I used a lot of textures in the May bootcamp editorial illustration and thought maybe seeing the original files and how they were made or came from could be helpful or interesting to share.
Most textures I made during the Wall Art week in the MATS A class, and there are a couple free textures from the web. I didn’t really start with anything specific idea in mind, just collected anything I thought could make fun impressions: egg carton, strawberry basket, wall covering samples (leftover from my time in architecture) and fresh leaves from surrounding gardens. The circles I painted with a small brush.
For the walls I layered two textures. The first one was handmade by first rolling ink on a fern leaf (shown above) and keeping rolling after removing the leaf. It was kind of a happy accident, I just meant to reuse the inking surface but I loved the mix of brayer texture and fine lines from the leaf. And the second texture is a grunge surface I downloaded from the web (can’t find where I got it from, but there are many free ones available with a search). The floor texture came from the wall covering sample (shown next to the egg carton above). See the resulting files below. That’s basically it, and then using blend modes and transparency in Photoshop.
In the main figure I used the texture from the egg carton for her shirt, and I scanned my own jeans for her pants. These were brand new jeans so it made a clean uniform texture. And all the chairs have the same wood texture from pixeden.com. Very useful for all kinds of projects.
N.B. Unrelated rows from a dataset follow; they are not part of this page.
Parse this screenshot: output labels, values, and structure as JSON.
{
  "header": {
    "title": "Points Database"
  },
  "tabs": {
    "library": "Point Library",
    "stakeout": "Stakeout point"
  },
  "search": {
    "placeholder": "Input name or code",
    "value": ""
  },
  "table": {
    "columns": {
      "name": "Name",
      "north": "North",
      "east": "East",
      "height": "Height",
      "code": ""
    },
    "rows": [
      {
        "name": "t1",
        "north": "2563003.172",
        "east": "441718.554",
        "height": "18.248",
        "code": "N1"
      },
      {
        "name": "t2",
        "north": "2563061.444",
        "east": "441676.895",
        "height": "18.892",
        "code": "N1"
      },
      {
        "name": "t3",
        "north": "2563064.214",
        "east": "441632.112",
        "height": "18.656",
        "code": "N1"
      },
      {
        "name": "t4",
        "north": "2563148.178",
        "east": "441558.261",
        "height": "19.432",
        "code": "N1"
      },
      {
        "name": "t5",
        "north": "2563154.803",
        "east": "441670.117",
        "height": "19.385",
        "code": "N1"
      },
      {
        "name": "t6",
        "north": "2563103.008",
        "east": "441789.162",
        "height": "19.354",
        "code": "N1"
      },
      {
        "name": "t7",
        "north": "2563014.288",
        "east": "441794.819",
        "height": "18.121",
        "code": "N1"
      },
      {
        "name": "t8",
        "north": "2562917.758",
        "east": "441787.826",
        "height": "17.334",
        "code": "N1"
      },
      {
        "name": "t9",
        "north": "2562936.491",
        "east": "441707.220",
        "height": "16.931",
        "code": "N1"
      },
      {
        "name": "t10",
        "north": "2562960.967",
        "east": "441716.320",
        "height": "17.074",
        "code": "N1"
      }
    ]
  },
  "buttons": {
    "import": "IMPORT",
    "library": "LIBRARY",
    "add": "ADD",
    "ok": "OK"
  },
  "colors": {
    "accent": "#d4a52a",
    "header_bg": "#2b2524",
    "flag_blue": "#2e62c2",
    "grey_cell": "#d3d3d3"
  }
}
I had so much fun “picking outfits” for all the characters in the illustration, it’s like I’m a fashion designer :). The girl on the left has the circle texture. That one was done with round sponges dipped in acrylic inks. In photoshop playing with the scale and blending mode it became a tie dye shirt! The guy has just regular patterns applied from Photoshop’s pattern overlay library. Then the girl on the right has the leaf pattern shirt, made by painting over a fresh leaf and carefully pressing down on paper. Her skirt has very subtle lines from the strawberry carton texture. I find that using golden hues for the texture give me a lot of latitude later, if I want a blue I just use for example the “difference” or “exclude” blending modes.
That pretty much sums up the round up. I hope you enjoyed this post and if you have interesting texture making processes or sources, please share them in the comments!